> [PROBLEM]:
Copy the entries out again in full.

> [RECORDS FOR THIS EXERCISE]:
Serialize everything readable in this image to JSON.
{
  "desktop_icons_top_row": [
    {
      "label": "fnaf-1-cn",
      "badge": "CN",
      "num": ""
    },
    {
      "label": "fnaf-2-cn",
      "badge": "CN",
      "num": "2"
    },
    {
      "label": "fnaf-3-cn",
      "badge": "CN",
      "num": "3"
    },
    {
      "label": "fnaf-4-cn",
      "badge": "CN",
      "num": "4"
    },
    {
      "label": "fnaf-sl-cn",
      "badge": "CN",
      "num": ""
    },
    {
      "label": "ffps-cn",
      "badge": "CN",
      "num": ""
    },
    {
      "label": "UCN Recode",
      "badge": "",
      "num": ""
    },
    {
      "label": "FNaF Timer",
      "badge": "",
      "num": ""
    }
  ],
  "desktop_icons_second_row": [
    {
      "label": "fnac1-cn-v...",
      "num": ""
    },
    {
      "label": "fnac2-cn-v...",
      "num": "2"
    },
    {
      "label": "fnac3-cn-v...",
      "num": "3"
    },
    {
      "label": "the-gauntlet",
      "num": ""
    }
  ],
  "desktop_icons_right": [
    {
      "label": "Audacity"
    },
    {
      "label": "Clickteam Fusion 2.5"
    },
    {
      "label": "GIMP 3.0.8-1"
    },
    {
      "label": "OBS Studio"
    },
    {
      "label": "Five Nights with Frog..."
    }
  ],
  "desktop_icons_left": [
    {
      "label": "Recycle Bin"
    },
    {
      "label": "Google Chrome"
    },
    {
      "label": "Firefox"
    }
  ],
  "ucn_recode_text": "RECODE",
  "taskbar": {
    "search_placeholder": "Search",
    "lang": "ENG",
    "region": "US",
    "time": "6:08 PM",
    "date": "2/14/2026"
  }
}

> [YOUR RESPONSE]:
Serialize everything readable in this image to JSON.
{
  "desktop_icons_top_row": [
    {
      "label": "fnaf-1-cn",
      "badge": "CN",
      "num": ""
    },
    {
      "label": "fnaf-2-cn",
      "badge": "CN",
      "num": "2"
    },
    {
      "label": "fnaf-3-cn",
      "badge": "CN",
      "num": "3"
    },
    {
      "label": "fnaf-4-cn",
      "badge": "CN",
      "num": "4"
    },
    {
      "label": "fnaf-sl-cn",
      "badge": "CN",
      "num": ""
    },
    {
      "label": "ffps-cn",
      "badge": "CN",
      "num": ""
    },
    {
      "label": "UCN Recode",
      "badge": "",
      "num": ""
    },
    {
      "label": "FNaF Timer",
      "badge": "",
      "num": ""
    }
  ],
  "desktop_icons_second_row": [
    {
      "label": "fnac1-cn-v...",
      "num": ""
    },
    {
      "label": "fnac2-cn-v...",
      "num": "2"
    },
    {
      "label": "fnac3-cn-v...",
      "num": "3"
    },
    {
      "label": "the-gauntlet",
      "num": ""
    }
  ],
  "desktop_icons_right": [
    {
      "label": "Audacity"
    },
    {
      "label": "Clickteam Fusion 2.5"
    },
    {
      "label": "GIMP 3.0.8-1"
    },
    {
      "label": "OBS Studio"
    },
    {
      "label": "Five Nights with Frog..."
    }
  ],
  "desktop_icons_left": [
    {
      "label": "Recycle Bin"
    },
    {
      "label": "Google Chrome"
    },
    {
      "label": "Firefox"
    }
  ],
  "ucn_recode_text": "RECODE",
  "taskbar": {
    "search_placeholder": "Search",
    "lang": "ENG",
    "region": "US",
    "time": "6:08 PM",
    "date": "2/14/2026"
  }
}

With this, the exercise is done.